Instructions to follow: Search the data for the word "JSON" and copy each line that has it.

(Element data from apps and pages)
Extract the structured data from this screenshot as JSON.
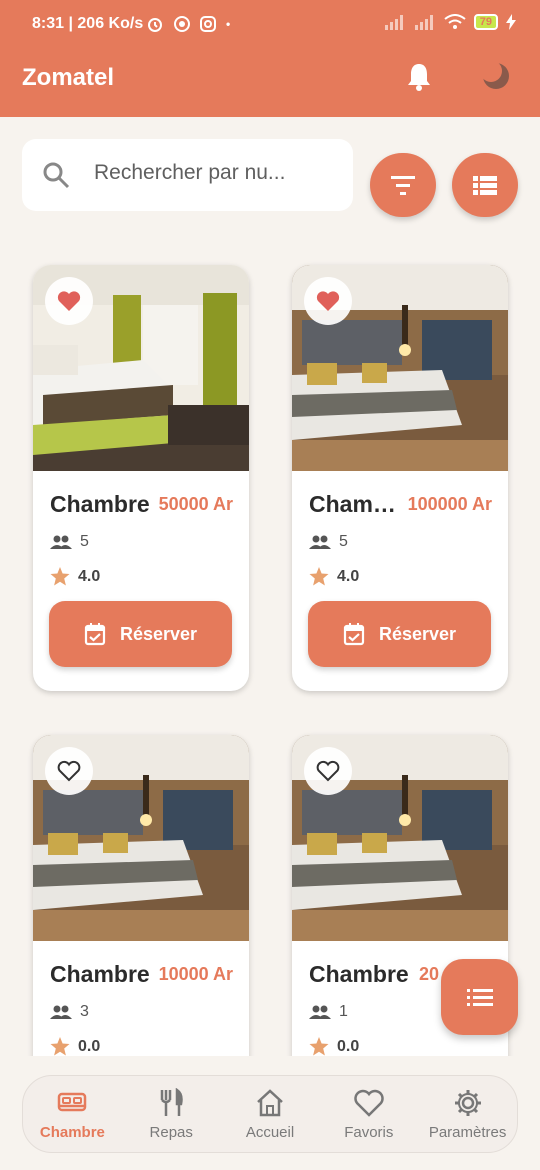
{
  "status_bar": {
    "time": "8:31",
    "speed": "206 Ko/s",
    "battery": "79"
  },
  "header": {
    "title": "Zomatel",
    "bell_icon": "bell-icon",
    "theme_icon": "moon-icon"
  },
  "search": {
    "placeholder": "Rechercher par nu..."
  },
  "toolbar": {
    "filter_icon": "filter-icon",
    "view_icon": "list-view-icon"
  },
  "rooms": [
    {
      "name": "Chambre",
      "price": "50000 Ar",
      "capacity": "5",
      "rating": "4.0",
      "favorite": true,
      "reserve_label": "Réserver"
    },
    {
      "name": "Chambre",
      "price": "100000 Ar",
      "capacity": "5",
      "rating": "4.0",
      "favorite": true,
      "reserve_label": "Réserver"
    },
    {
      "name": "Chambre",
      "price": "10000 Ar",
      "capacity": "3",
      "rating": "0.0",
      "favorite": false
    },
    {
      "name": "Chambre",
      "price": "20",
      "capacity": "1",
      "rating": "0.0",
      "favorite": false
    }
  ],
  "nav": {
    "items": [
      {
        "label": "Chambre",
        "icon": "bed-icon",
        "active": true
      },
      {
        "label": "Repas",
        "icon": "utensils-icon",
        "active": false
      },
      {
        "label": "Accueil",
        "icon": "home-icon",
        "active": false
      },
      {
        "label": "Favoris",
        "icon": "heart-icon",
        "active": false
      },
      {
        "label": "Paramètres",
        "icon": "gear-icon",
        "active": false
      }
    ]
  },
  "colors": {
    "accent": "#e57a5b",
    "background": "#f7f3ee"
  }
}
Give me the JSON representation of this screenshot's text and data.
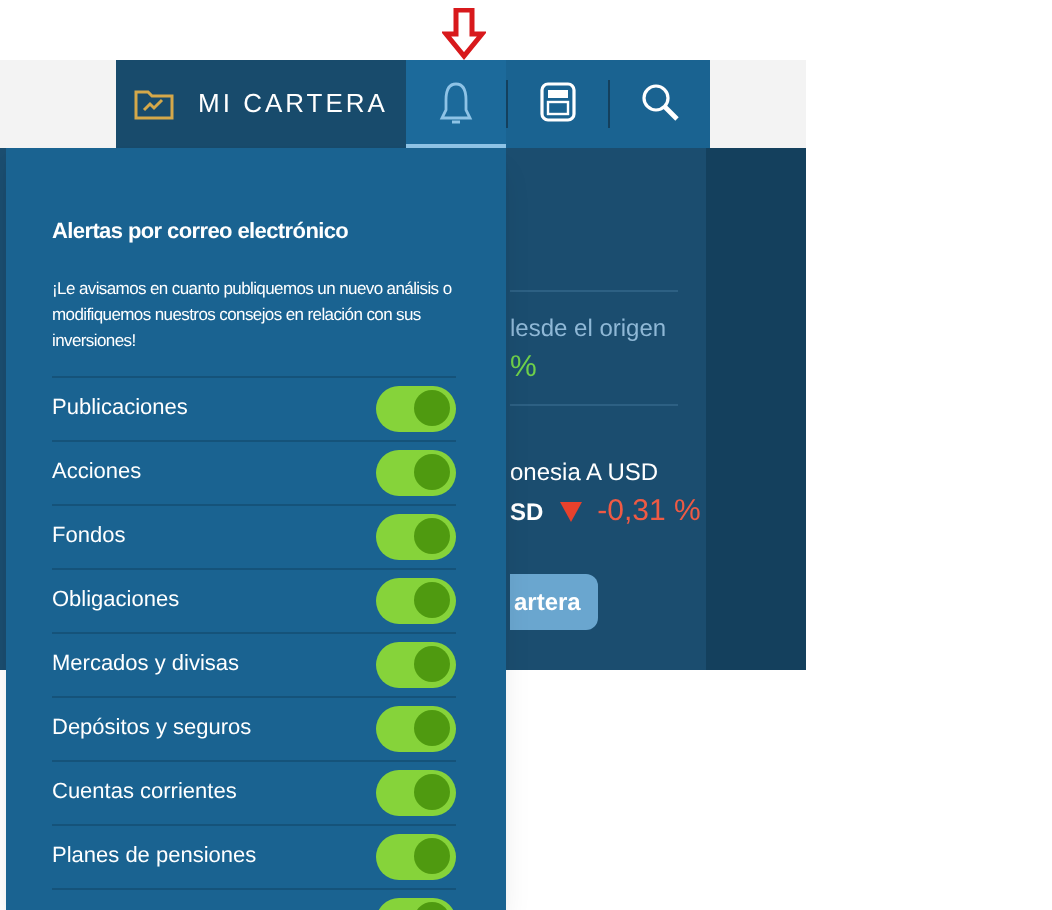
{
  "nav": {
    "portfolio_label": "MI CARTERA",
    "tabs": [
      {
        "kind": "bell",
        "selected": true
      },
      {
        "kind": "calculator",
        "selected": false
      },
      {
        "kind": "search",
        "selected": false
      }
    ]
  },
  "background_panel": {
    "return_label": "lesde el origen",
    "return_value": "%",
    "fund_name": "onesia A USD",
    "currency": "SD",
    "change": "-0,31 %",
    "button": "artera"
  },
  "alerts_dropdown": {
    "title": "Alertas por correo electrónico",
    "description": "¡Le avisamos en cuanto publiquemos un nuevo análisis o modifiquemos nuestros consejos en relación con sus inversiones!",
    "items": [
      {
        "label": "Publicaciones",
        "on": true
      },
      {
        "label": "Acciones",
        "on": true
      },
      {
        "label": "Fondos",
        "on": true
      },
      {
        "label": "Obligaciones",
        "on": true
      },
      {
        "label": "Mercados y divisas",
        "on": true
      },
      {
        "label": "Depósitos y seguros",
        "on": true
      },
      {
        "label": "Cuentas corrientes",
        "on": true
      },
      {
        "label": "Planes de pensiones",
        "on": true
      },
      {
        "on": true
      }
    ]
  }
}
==
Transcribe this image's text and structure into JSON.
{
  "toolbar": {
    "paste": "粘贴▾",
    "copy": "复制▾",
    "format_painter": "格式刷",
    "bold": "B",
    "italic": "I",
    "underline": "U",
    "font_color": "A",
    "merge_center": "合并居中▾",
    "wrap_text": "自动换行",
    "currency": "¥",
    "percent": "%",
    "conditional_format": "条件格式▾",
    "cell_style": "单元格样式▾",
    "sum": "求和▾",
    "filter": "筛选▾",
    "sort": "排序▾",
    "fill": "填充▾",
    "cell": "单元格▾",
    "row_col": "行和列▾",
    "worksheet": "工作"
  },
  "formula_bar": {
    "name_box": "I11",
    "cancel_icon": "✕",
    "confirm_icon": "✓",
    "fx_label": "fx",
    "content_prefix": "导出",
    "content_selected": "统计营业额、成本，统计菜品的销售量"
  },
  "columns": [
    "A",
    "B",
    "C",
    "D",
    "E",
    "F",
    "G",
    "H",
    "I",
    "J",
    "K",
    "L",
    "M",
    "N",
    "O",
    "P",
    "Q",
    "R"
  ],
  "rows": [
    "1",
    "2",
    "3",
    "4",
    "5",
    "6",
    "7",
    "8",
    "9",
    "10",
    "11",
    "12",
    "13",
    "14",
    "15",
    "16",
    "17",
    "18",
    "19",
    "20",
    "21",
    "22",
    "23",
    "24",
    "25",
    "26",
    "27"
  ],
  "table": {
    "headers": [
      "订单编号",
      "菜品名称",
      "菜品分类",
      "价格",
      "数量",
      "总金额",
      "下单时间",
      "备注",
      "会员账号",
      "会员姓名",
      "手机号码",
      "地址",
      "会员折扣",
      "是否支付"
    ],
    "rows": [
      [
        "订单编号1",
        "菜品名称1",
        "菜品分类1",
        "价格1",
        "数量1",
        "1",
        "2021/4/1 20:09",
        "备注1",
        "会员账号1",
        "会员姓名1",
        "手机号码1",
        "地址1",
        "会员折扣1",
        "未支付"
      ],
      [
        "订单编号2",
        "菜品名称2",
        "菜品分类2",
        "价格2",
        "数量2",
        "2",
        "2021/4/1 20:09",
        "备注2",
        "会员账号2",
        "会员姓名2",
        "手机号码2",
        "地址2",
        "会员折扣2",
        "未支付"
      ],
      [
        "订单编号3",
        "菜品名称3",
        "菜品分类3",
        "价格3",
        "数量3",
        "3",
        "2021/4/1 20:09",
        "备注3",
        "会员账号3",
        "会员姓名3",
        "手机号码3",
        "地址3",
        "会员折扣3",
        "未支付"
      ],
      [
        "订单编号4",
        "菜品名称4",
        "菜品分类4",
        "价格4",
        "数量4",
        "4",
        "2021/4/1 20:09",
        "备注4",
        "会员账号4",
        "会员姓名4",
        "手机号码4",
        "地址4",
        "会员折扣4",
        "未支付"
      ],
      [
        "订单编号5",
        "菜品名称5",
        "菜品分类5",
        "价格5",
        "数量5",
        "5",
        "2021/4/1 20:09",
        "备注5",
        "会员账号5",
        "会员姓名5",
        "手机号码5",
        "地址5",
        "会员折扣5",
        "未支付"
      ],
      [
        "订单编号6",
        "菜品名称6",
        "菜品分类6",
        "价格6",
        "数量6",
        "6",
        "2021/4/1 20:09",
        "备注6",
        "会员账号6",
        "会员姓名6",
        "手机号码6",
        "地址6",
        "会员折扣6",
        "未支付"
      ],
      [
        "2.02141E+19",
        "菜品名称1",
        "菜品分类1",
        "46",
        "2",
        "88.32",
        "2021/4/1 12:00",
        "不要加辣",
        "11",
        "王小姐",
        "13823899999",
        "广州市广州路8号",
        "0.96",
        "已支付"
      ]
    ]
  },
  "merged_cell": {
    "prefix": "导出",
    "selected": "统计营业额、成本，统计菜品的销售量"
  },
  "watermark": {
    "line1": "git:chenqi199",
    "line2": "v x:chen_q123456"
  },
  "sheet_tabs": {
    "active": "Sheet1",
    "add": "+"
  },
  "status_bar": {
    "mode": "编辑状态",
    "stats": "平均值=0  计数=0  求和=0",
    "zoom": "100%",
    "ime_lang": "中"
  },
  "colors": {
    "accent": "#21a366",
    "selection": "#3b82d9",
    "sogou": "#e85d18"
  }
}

Answer box:
Extract the structured data from this screenshot as JSON.
Give me the JSON representation of this screenshot's text and data.
Transcribe this image's text and structure into JSON.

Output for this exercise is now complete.